Task directions
Copy out all lines from the material that contain the string "Elena".

Exercise input
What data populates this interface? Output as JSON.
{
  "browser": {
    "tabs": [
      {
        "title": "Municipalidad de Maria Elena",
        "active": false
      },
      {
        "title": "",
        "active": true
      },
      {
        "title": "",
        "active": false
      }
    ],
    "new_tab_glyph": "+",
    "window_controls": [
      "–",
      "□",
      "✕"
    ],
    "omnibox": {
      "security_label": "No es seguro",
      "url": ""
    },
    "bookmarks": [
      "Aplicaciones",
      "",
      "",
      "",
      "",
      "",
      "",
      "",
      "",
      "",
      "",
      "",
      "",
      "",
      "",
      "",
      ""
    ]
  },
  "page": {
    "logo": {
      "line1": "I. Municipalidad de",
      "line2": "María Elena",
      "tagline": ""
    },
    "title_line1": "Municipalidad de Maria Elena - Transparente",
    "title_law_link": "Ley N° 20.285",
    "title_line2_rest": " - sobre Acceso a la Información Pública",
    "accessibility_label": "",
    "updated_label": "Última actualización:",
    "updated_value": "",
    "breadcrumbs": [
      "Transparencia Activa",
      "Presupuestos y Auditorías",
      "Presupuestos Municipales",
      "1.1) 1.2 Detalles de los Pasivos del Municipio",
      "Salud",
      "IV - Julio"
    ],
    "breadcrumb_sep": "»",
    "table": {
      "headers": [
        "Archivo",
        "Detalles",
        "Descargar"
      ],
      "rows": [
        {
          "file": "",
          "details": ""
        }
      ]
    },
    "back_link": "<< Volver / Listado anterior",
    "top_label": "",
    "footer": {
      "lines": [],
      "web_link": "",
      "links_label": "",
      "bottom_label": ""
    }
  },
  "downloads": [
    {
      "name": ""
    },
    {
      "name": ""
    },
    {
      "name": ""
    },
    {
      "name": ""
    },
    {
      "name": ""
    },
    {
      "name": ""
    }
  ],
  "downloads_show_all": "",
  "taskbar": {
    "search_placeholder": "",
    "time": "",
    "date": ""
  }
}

Answer space
        "title": "Municipalidad de Maria Elena",
      "line2": "María Elena",
    "title_line1": "Municipalidad de Maria Elena - Transparente",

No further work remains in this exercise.